---------- Material shown ----------

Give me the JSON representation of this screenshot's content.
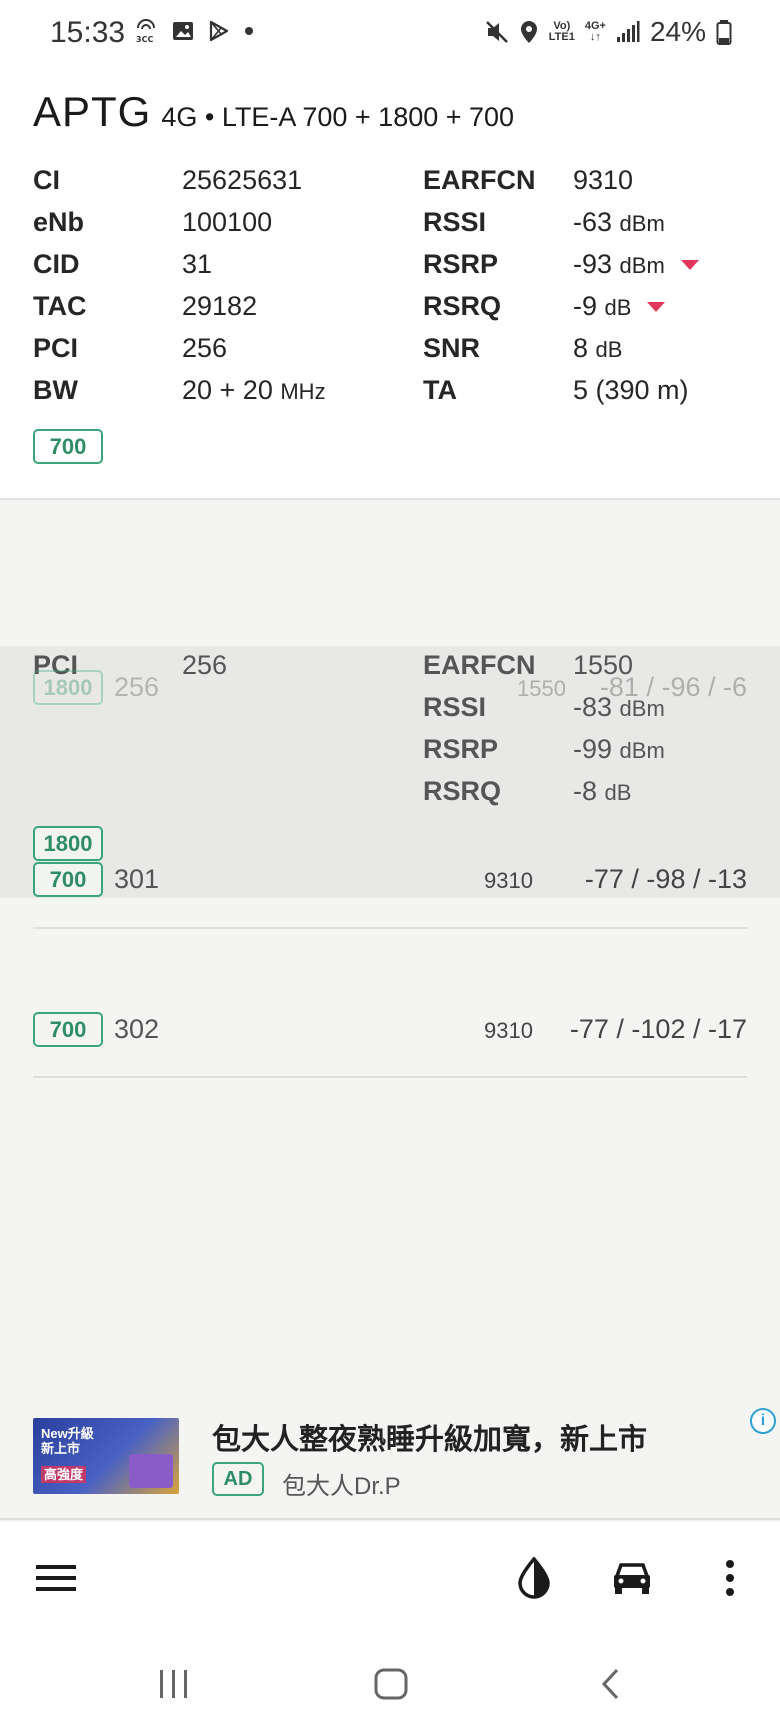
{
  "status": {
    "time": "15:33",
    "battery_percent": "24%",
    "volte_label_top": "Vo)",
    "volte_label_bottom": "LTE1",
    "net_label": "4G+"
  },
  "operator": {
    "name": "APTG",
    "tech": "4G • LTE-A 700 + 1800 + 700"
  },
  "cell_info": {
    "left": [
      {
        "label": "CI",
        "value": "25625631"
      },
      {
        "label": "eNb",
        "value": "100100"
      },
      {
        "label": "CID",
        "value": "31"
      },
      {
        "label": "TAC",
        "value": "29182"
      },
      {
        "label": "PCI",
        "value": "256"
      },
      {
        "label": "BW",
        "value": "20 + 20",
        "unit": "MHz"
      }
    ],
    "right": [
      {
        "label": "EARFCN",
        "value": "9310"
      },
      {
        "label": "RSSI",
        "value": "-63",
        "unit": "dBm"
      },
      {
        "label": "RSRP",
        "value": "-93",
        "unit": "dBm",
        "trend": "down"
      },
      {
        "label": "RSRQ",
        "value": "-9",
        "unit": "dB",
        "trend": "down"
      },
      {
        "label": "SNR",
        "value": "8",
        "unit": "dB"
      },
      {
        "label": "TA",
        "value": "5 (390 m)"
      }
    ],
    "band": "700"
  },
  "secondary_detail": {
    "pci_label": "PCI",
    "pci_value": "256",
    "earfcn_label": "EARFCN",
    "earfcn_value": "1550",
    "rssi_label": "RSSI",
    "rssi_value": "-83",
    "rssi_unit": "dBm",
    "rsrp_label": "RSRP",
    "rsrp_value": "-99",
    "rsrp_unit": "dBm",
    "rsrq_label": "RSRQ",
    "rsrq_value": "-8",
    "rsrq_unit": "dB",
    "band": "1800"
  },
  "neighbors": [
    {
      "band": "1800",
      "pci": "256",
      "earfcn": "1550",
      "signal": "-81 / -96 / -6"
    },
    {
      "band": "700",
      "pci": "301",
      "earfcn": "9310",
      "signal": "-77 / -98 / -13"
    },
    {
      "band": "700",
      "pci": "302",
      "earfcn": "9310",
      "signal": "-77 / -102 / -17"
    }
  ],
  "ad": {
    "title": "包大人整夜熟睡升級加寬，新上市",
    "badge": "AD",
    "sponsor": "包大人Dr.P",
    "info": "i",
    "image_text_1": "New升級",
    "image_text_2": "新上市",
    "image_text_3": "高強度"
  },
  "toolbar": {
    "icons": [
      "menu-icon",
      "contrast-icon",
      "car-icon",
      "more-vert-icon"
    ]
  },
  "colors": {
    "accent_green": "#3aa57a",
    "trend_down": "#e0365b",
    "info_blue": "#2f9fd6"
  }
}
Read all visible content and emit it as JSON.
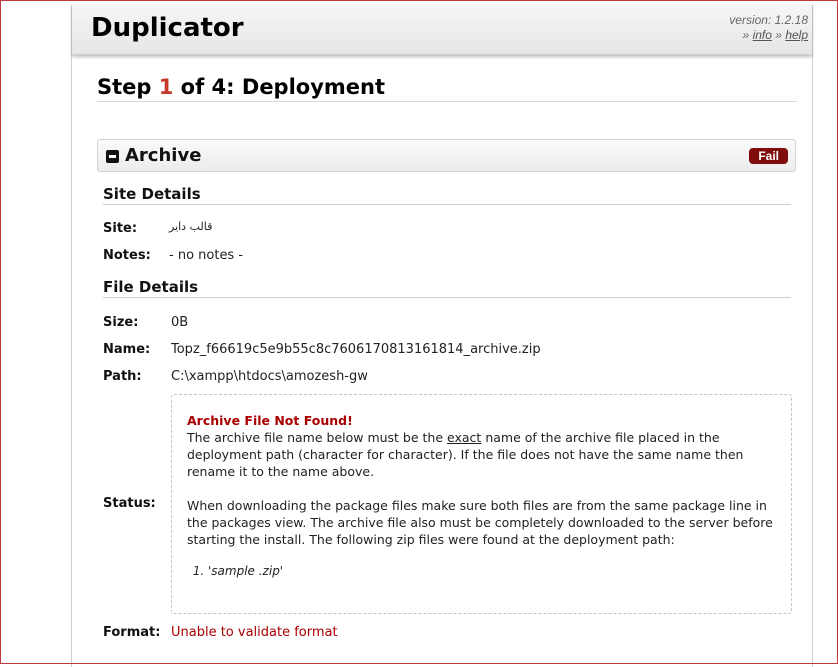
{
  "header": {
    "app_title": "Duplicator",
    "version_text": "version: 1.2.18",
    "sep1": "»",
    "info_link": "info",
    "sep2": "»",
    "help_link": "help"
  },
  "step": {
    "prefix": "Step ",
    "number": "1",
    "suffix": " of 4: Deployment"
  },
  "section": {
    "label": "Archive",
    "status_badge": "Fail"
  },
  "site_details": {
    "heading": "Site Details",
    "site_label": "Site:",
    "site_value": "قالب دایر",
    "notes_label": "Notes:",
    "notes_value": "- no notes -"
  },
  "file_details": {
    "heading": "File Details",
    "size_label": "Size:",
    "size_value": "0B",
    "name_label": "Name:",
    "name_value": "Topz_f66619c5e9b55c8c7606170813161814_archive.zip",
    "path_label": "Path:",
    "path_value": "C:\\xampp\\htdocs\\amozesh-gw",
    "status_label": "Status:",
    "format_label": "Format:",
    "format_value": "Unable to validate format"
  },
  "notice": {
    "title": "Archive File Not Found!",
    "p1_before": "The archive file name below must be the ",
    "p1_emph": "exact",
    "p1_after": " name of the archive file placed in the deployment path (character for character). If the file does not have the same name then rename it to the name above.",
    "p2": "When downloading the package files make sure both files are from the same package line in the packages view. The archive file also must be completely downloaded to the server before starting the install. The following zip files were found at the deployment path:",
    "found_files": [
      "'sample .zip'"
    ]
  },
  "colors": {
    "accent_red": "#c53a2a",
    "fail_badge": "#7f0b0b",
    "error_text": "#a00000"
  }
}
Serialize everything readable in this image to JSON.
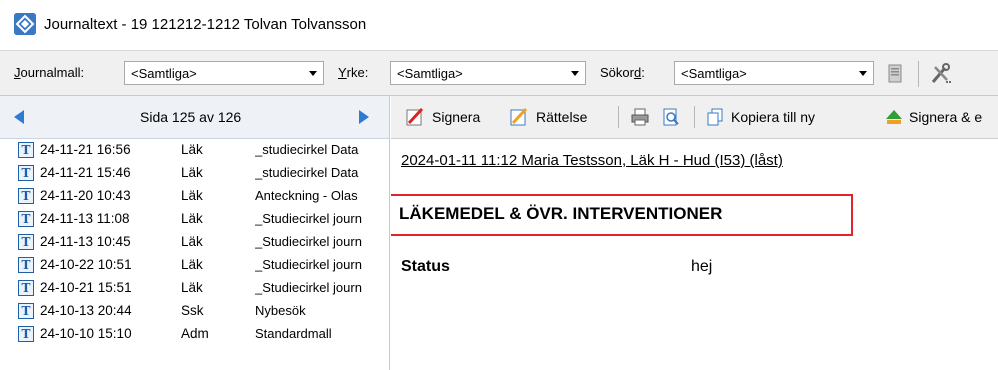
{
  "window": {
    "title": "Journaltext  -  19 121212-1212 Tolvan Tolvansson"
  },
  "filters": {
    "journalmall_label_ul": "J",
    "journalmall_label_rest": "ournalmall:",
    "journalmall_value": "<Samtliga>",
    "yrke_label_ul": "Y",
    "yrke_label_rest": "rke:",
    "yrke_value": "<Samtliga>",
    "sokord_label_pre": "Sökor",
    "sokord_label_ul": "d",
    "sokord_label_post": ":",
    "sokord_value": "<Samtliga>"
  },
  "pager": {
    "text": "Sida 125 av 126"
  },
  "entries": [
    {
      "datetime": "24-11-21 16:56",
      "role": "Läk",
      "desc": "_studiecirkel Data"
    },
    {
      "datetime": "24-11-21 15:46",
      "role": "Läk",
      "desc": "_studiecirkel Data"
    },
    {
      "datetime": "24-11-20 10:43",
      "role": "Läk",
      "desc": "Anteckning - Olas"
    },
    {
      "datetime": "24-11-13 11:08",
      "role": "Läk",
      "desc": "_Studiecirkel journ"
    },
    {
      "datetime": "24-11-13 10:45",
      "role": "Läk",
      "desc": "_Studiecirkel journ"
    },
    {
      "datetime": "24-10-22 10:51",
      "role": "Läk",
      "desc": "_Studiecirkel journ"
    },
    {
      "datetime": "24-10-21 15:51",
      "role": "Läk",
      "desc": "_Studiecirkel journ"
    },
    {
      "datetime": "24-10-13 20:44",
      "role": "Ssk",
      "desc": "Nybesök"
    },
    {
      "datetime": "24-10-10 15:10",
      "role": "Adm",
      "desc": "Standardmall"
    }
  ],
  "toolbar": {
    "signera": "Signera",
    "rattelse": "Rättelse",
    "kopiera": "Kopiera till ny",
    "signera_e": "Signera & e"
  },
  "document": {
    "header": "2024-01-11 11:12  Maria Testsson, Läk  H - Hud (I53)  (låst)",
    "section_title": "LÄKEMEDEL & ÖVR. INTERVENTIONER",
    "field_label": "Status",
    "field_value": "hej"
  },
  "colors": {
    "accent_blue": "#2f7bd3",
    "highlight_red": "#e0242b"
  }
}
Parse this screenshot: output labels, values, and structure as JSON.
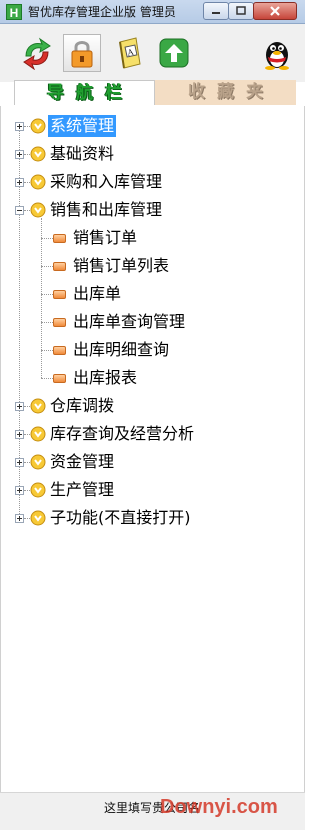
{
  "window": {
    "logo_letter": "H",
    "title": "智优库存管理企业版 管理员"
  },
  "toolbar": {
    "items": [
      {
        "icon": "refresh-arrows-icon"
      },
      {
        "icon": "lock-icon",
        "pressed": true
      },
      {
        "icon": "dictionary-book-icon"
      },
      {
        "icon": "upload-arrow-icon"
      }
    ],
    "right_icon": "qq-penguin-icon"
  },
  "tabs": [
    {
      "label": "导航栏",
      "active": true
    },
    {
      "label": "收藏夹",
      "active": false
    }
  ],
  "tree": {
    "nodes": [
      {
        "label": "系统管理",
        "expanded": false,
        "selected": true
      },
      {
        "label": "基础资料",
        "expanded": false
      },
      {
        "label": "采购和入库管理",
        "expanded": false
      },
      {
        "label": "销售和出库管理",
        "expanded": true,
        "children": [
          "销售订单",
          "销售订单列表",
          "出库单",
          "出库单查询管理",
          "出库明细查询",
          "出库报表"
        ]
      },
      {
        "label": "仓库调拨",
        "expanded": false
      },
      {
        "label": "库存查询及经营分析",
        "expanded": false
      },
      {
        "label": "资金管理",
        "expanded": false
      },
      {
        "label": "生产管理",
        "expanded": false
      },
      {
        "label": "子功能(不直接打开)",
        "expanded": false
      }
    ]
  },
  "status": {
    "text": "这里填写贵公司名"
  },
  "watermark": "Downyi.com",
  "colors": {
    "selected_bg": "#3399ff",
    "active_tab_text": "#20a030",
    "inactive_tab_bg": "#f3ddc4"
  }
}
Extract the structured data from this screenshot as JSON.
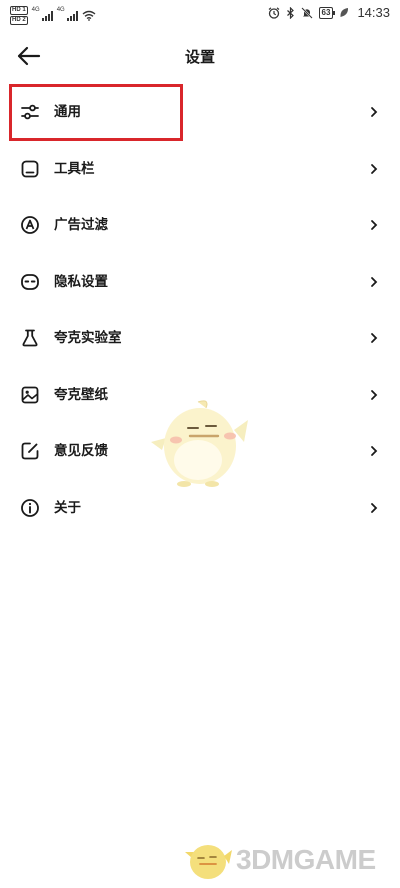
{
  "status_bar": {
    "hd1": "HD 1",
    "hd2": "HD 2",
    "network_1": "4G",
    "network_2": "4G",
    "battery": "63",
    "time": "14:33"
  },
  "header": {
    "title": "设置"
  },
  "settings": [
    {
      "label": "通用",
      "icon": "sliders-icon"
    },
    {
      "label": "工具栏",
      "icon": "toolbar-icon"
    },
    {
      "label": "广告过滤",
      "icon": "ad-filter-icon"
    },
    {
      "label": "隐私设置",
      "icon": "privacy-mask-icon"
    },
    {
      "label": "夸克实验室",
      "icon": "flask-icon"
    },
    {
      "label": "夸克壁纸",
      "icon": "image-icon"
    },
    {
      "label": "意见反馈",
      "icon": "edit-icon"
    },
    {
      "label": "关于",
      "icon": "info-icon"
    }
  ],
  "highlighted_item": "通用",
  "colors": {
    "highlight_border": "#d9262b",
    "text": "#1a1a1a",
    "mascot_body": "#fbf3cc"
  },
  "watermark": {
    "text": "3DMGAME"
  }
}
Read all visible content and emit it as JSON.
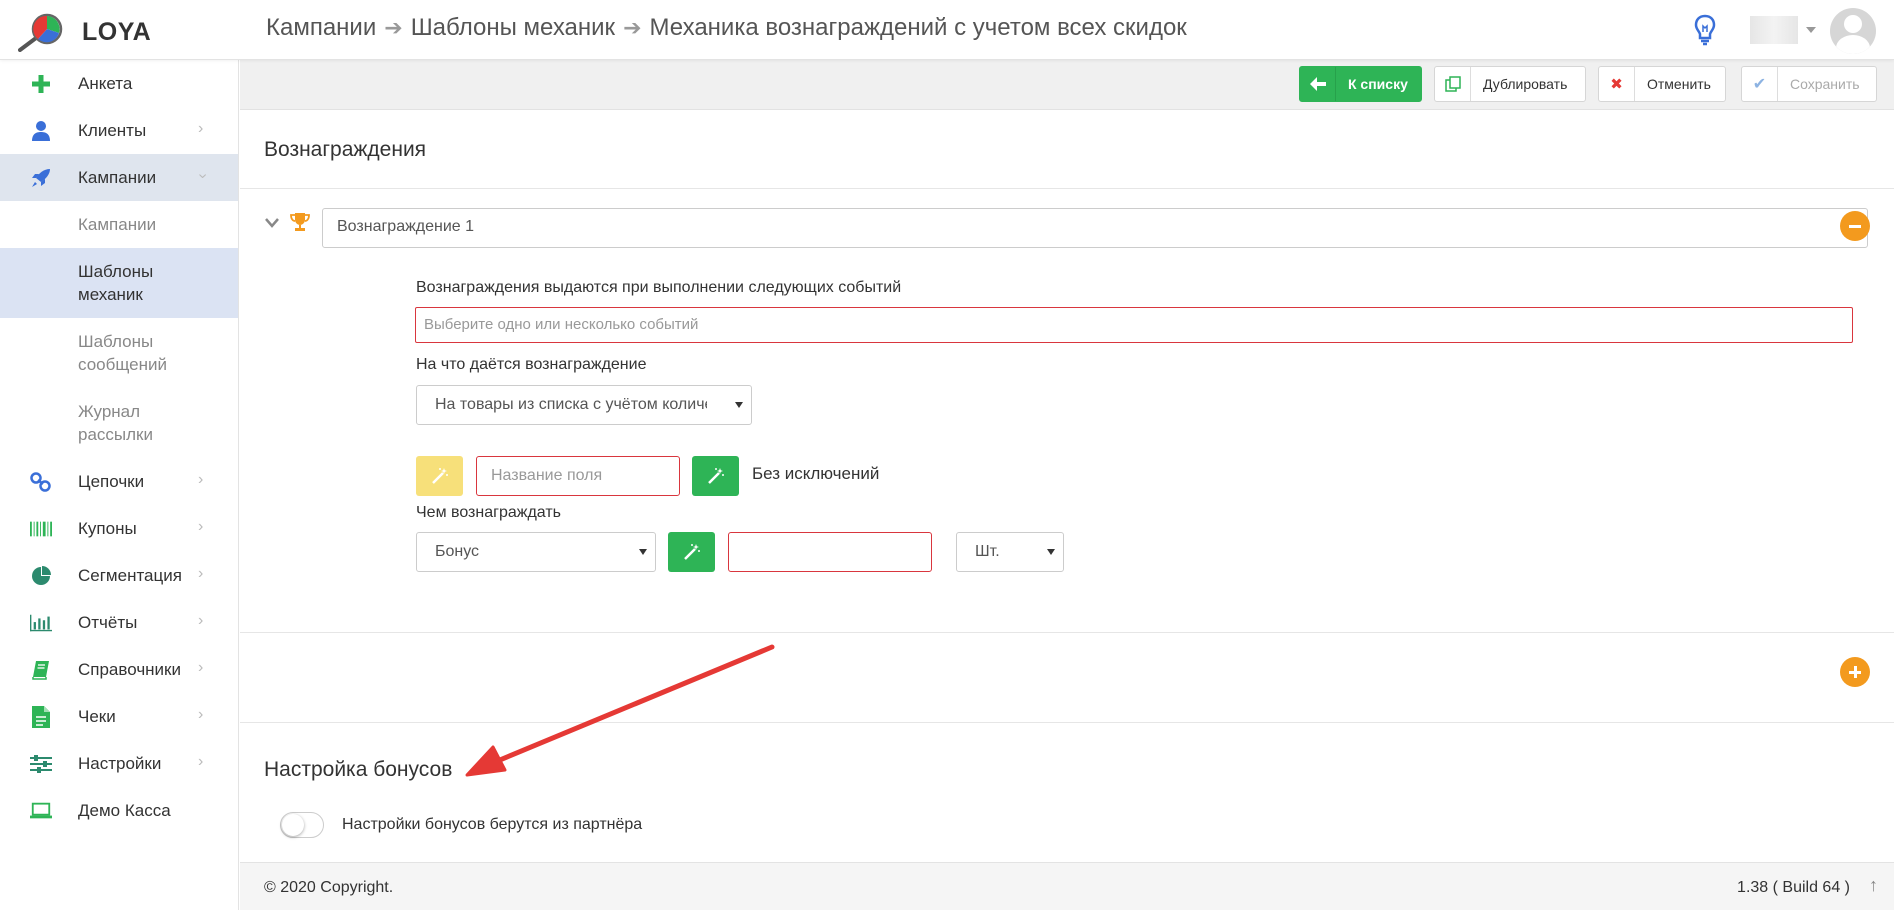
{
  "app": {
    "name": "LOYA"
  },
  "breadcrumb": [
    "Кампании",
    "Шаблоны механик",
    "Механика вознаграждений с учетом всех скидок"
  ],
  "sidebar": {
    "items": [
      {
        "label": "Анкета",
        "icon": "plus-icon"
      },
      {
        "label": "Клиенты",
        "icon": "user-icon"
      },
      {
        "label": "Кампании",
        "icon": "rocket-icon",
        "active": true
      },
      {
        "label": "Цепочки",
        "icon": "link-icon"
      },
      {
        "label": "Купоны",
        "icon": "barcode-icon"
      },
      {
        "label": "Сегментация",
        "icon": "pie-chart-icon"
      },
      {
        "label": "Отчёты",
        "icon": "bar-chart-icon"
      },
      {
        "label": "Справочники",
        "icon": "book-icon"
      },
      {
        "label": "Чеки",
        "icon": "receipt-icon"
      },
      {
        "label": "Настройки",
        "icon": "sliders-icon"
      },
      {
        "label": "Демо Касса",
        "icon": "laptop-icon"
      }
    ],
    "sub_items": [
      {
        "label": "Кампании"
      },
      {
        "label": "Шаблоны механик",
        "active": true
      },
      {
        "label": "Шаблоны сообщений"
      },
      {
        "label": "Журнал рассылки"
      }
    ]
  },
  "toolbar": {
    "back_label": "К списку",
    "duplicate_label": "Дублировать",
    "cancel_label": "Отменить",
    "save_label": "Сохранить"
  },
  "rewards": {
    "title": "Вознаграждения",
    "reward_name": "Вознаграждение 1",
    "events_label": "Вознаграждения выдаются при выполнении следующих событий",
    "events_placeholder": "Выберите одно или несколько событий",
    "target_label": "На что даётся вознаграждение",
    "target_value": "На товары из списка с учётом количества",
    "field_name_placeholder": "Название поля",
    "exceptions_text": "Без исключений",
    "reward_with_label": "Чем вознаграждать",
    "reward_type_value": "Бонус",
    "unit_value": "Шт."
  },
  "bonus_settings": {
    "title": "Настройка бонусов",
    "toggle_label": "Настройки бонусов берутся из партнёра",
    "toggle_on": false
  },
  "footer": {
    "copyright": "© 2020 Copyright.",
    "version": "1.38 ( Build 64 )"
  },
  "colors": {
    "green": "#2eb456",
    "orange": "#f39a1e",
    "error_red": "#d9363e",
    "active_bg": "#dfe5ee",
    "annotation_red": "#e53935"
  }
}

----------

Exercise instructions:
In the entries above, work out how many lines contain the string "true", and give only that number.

Answer area:
6